The Great Oxidation Event, as it is known, is immensely important in the history of the planet. The accumulation of oxygen in the atmosphere required some kind of photosynthetic microorganism and so the geochemical signature of oxygen is taken as evidence of cyanobacteria living at least 2.5 billion years ago. Of course the Great Oxidation Event did not occur overnight. It took tens and possibly hundreds of millions of years to transform the atmosphere, suggesting that cyanobacteria were even older still.

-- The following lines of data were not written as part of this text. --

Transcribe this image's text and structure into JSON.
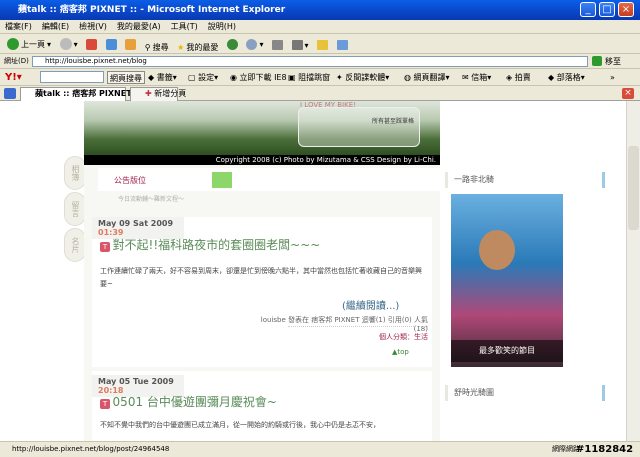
{
  "window": {
    "title": "蘋talk :: 痞客邦 PIXNET :: - Microsoft Internet Explorer"
  },
  "menu": [
    "檔案(F)",
    "編輯(E)",
    "檢視(V)",
    "我的最愛(A)",
    "工具(T)",
    "說明(H)"
  ],
  "toolbar": {
    "back": "上一頁",
    "search": "搜尋",
    "favorites": "我的最愛"
  },
  "address": {
    "label": "網址(D)",
    "url": "http://louisbe.pixnet.net/blog",
    "go": "移至"
  },
  "yahoo": {
    "search_btn": "網頁搜尋",
    "items": [
      "書籤",
      "設定",
      "立即下載 IE8",
      "阻擋跳窗",
      "反間諜軟體",
      "網頁翻譯",
      "信箱",
      "拍賣",
      "部落格"
    ]
  },
  "tabs": {
    "active": "蘋talk :: 痞客邦 PIXNET ::",
    "new": "新增分頁"
  },
  "side_buttons": [
    "相簿",
    "留言",
    "名片"
  ],
  "banner": {
    "slogan": "I LOVE MY BIKE!",
    "sub": "所有甚至踩單格",
    "copyright": "Copyright 2008 (c) Photo by Mizutama & CSS Design by Li-Chi."
  },
  "notice": {
    "title": "公告版位",
    "marquee": "今日流動輔〜難新文程〜"
  },
  "posts": [
    {
      "date": "May 09 Sat 2009",
      "time": "01:39",
      "title": "對不起!!福科路夜市的套圈圈老闆~~~",
      "body": "工作連續忙碌了兩天，好不容易到周末，卻還是忙到傍晚六點半，其中當然也包括忙著收藏自己的音樂興要~",
      "more": "(繼續閱讀...)",
      "meta": "louisbe 發表在 痞客邦 PIXNET 迴響(1) 引用(0) 人氣(18)",
      "category": "個人分類：生活",
      "top": "top"
    },
    {
      "date": "May 05 Tue 2009",
      "time": "20:18",
      "title": "0501 台中優遊團彌月慶祝會~",
      "body": "不知不覺中我們的台中優遊團已成立滿月，從一開始的約騎或行後，我心中仍是忐忑不安，",
      "more": "",
      "meta": "",
      "category": "",
      "top": ""
    }
  ],
  "sidebar": {
    "section1": "一路非北騎",
    "photo_caption": "最多歡笑的節目",
    "section2": "舒時光騎圖"
  },
  "status": {
    "url": "http://louisbe.pixnet.net/blog/post/24964548",
    "zone": "網際網路",
    "watermark": "#1182842"
  }
}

Whiffs of oxygen from 2.9 billion years ago suggested that cyanobacteria may have had an evolutionary history extending back at least as far. A recent discovery, however, has pushed that history back again by an incredible 300 million years. Analysis of a 3.23 billion year old sediment core sample from South Africa show a small but definite signature of having been deposited in an oxygenated environment. The core consisted of several different rock types each of which were analysed using mass spectroscopy with the purpose of detecting the ratios of iron isotopes.
|The core sample from South Africa|
Confirmation of the iron results came from studies of uranium and its decay products in the samples, Uranium is only soluble in the oxidized form, so the uranium in the sediment had to contain oxygen when the rock solidified,' said Brian Beard from the University of Wisconsin-Madison. Measurements of lead formed from the radioactive decay of uranium showed that the uranium entered the rock sample 3.2 billion years ago. 'This was an independent check that the uranium wasn't added recently. It’s as old as the rock; it’s original material.'
Various forms of photosynthesis exist but only cyanobacteria perform oxygenic photosynthesis. 'There was evolutionary pressure to develop oxygenic photosynthesis,' said Clark Johnson, also from the University of Wisconsin-Madison. 'Once you make cellular machinery that is complicated enough to do that, your energy supply is inexhaustible. You only need sun, water and carbon dioxide to live.' Scientists have long suspected that oxygenic photosynthesis and cyanobacteria pre-dated the Great Oxidation Event. Conclusive fossil evidence of the antiquity of these things is hard to come by, but the geochemical record is much harder to deceive,